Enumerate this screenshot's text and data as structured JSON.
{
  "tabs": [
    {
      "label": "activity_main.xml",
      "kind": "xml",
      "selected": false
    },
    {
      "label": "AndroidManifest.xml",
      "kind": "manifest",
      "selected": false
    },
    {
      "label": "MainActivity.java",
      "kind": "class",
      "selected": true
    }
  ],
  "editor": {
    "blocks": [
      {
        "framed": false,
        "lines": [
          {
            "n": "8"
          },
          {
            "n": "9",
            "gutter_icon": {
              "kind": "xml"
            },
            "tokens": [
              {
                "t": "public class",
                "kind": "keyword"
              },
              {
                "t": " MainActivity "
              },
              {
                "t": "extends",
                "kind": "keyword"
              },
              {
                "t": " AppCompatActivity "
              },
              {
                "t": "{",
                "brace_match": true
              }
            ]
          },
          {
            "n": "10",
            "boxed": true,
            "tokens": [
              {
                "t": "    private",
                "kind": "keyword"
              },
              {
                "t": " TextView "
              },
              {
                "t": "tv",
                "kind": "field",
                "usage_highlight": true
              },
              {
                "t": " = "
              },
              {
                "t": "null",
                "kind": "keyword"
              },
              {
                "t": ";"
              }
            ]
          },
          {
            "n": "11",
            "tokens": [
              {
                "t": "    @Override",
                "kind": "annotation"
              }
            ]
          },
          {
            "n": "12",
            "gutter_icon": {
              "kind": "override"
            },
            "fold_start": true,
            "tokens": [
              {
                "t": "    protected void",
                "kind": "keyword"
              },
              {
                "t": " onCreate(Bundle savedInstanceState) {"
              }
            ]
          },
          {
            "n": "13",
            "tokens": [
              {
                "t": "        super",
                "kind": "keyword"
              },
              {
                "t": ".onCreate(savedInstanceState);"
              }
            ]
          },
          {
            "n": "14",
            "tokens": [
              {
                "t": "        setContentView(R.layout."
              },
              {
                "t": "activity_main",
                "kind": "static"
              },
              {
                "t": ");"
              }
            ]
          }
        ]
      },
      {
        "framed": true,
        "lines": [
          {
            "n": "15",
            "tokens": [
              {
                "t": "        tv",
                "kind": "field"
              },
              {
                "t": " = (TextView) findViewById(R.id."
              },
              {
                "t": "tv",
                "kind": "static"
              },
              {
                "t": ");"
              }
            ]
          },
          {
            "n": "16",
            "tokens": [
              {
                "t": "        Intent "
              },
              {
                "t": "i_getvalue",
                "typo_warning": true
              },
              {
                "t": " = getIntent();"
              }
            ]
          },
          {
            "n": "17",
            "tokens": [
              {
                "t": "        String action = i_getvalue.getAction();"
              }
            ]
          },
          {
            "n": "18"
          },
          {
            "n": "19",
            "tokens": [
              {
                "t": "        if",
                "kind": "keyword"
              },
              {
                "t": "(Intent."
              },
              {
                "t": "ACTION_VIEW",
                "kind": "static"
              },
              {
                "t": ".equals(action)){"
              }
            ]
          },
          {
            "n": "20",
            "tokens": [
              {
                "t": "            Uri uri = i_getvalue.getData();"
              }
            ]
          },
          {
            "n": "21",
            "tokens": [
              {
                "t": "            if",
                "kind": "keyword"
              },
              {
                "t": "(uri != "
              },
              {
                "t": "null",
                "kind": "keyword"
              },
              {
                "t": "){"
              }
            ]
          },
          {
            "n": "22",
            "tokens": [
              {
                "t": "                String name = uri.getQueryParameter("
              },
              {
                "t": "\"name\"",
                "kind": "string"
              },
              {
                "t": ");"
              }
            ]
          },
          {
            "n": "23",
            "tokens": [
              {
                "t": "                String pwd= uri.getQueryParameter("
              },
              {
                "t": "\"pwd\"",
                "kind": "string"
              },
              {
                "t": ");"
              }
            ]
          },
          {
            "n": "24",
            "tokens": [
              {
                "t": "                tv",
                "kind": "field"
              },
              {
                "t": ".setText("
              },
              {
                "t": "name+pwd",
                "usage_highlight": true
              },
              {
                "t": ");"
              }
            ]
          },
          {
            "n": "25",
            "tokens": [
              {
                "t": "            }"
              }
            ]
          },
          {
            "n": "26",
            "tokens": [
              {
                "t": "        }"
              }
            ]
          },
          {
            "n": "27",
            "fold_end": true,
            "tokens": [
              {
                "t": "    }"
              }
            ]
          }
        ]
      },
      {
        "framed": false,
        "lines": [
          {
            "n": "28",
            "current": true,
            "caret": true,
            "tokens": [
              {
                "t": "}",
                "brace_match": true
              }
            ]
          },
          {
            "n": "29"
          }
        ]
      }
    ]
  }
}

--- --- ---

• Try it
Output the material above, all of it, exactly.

• Final answer
Enumerate this screenshot's text and data as structured JSON.
{
  "tabs": [
    {
      "label": "activity_main.xml",
      "kind": "xml",
      "selected": false
    },
    {
      "label": "AndroidManifest.xml",
      "kind": "manifest",
      "selected": false
    },
    {
      "label": "MainActivity.java",
      "kind": "class",
      "selected": true
    }
  ],
  "editor": {
    "blocks": [
      {
        "framed": false,
        "lines": [
          {
            "n": "8"
          },
          {
            "n": "9",
            "gutter_icon": {
              "kind": "xml"
            },
            "tokens": [
              {
                "t": "public class",
                "kind": "keyword"
              },
              {
                "t": " MainActivity "
              },
              {
                "t": "extends",
                "kind": "keyword"
              },
              {
                "t": " AppCompatActivity "
              },
              {
                "t": "{",
                "brace_match": true
              }
            ]
          },
          {
            "n": "10",
            "boxed": true,
            "tokens": [
              {
                "t": "    private",
                "kind": "keyword"
              },
              {
                "t": " TextView "
              },
              {
                "t": "tv",
                "kind": "field",
                "usage_highlight": true
              },
              {
                "t": " = "
              },
              {
                "t": "null",
                "kind": "keyword"
              },
              {
                "t": ";"
              }
            ]
          },
          {
            "n": "11",
            "tokens": [
              {
                "t": "    @Override",
                "kind": "annotation"
              }
            ]
          },
          {
            "n": "12",
            "gutter_icon": {
              "kind": "override"
            },
            "fold_start": true,
            "tokens": [
              {
                "t": "    protected void",
                "kind": "keyword"
              },
              {
                "t": " onCreate(Bundle savedInstanceState) {"
              }
            ]
          },
          {
            "n": "13",
            "tokens": [
              {
                "t": "        super",
                "kind": "keyword"
              },
              {
                "t": ".onCreate(savedInstanceState);"
              }
            ]
          },
          {
            "n": "14",
            "tokens": [
              {
                "t": "        setContentView(R.layout."
              },
              {
                "t": "activity_main",
                "kind": "static"
              },
              {
                "t": ");"
              }
            ]
          }
        ]
      },
      {
        "framed": true,
        "lines": [
          {
            "n": "15",
            "tokens": [
              {
                "t": "        tv",
                "kind": "field"
              },
              {
                "t": " = (TextView) findViewById(R.id."
              },
              {
                "t": "tv",
                "kind": "static"
              },
              {
                "t": ");"
              }
            ]
          },
          {
            "n": "16",
            "tokens": [
              {
                "t": "        Intent "
              },
              {
                "t": "i_getvalue",
                "typo_warning": true
              },
              {
                "t": " = getIntent();"
              }
            ]
          },
          {
            "n": "17",
            "tokens": [
              {
                "t": "        String action = i_getvalue.getAction();"
              }
            ]
          },
          {
            "n": "18"
          },
          {
            "n": "19",
            "tokens": [
              {
                "t": "        if",
                "kind": "keyword"
              },
              {
                "t": "(Intent."
              },
              {
                "t": "ACTION_VIEW",
                "kind": "static"
              },
              {
                "t": ".equals(action)){"
              }
            ]
          },
          {
            "n": "20",
            "tokens": [
              {
                "t": "            Uri uri = i_getvalue.getData();"
              }
            ]
          },
          {
            "n": "21",
            "tokens": [
              {
                "t": "            if",
                "kind": "keyword"
              },
              {
                "t": "(uri != "
              },
              {
                "t": "null",
                "kind": "keyword"
              },
              {
                "t": "){"
              }
            ]
          },
          {
            "n": "22",
            "tokens": [
              {
                "t": "                String name = uri.getQueryParameter("
              },
              {
                "t": "\"name\"",
                "kind": "string"
              },
              {
                "t": ");"
              }
            ]
          },
          {
            "n": "23",
            "tokens": [
              {
                "t": "                String pwd= uri.getQueryParameter("
              },
              {
                "t": "\"pwd\"",
                "kind": "string"
              },
              {
                "t": ");"
              }
            ]
          },
          {
            "n": "24",
            "tokens": [
              {
                "t": "                tv",
                "kind": "field"
              },
              {
                "t": ".setText("
              },
              {
                "t": "name+pwd",
                "usage_highlight": true
              },
              {
                "t": ");"
              }
            ]
          },
          {
            "n": "25",
            "tokens": [
              {
                "t": "            }"
              }
            ]
          },
          {
            "n": "26",
            "tokens": [
              {
                "t": "        }"
              }
            ]
          },
          {
            "n": "27",
            "fold_end": true,
            "tokens": [
              {
                "t": "    }"
              }
            ]
          }
        ]
      },
      {
        "framed": false,
        "lines": [
          {
            "n": "28",
            "current": true,
            "caret": true,
            "tokens": [
              {
                "t": "}",
                "brace_match": true
              }
            ]
          },
          {
            "n": "29"
          }
        ]
      }
    ]
  }
}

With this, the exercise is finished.